On top of environment there was also the familiarity we experienced in Melbourne, you could strike up a conversation with the person next to you because of language, cultural, sporting a social similarities.
The day I knew that Sydney was for us
For me these things I’ve listed above ticked a lot of boxes and I was accepting that this was the logical decision.
Then one day it hit me like a ton of bricks. I can remember the minute it happened and the exact spot I was standing when I realized that Sydney was the place in which I would raise my children.
We were waiting for a bus to take us into the City and I looked out towards the beach, over the clean cut lawns of a park. There were birds chirping, moms pushing their babies in prams, some older ladies walking in their track suits and some others walking dogs. A group of people were doing yoga and it was perfect.

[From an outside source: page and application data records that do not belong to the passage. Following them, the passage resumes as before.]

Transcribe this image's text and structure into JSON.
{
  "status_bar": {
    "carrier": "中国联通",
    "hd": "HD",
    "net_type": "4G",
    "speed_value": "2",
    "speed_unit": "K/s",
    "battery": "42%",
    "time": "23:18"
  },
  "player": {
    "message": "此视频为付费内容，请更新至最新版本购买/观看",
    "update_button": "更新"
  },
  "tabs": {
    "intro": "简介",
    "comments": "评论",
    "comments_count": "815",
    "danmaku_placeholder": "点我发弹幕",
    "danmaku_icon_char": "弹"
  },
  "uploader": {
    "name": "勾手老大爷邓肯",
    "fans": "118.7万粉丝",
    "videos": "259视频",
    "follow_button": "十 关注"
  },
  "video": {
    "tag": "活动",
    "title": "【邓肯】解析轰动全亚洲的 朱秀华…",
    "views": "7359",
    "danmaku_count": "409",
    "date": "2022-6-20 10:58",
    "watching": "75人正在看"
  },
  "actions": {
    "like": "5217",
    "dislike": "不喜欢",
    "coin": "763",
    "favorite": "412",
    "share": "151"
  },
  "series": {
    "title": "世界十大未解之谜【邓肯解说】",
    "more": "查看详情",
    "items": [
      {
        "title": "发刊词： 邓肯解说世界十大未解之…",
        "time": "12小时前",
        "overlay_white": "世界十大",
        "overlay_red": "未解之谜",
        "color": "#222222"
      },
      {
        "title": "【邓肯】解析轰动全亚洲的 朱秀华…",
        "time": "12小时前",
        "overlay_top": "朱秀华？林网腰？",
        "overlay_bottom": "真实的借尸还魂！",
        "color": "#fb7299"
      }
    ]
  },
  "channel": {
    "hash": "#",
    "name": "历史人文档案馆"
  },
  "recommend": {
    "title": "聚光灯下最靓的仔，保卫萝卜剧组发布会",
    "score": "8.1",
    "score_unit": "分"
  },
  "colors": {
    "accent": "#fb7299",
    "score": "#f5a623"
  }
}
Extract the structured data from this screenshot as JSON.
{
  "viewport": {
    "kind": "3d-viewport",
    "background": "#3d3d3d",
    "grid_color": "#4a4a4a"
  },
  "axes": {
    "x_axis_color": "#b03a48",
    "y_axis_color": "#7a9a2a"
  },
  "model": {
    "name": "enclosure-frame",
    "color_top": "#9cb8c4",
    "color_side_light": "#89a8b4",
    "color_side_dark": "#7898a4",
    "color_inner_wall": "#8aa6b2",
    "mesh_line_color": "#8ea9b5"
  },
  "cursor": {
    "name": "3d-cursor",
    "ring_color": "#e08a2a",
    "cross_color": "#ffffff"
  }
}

That image will stick in my mind for years to come and will hopefully be one I bore my grandkids with.
What about the Australians?
Australians also have a very distinct, special nature. It is so clearly evident in the way they talk, the expressions and attitudes. There is a realness, a rawness about Australians. For me, I loved that everyone loves a bargain and will loudly proclaim how cheaply they managed to get their car or their bacon.
Australians are fiercely loyal to their country and are committed wholeheartedly in being Australian. When someone acts badly you’ll hear someone say “that’s so unAustralian”. Australians believe in trying things out “give it a go” they say and they also believe in giving everyone a fair chance.
How would we be received?
However nice they were I was still worried about how we would be received and how my children would be treated as expats.
Wherever we went and I met genuine Australians I would ask them about their feelings of foreigners and on the most part it was positive and welcoming. I got told of close friends being Italian, Irish, English and Brazilian.
Contextually, this on the back of the Xenophobia I had witnessed in South Africa on a daily basis.
Australia is not perfect
Yes Sydney was for us but this doesn’t mean that I’m blind.
Australia isn’t perfect, it has its flaws. The cost of living is a huge issue especially in Sydney and Melbourne where things are unbelievably expensive.
Housing is more expensive than you could dream of. For many people buying a home is just not possible.
There are big issues with the Australian governments treatment of refugees and their exclusion. It goes without saying that some laws are also downright ridiculous but the bad comes with the good and for us the good is good enough.
For the other posts in the series you can click on the links below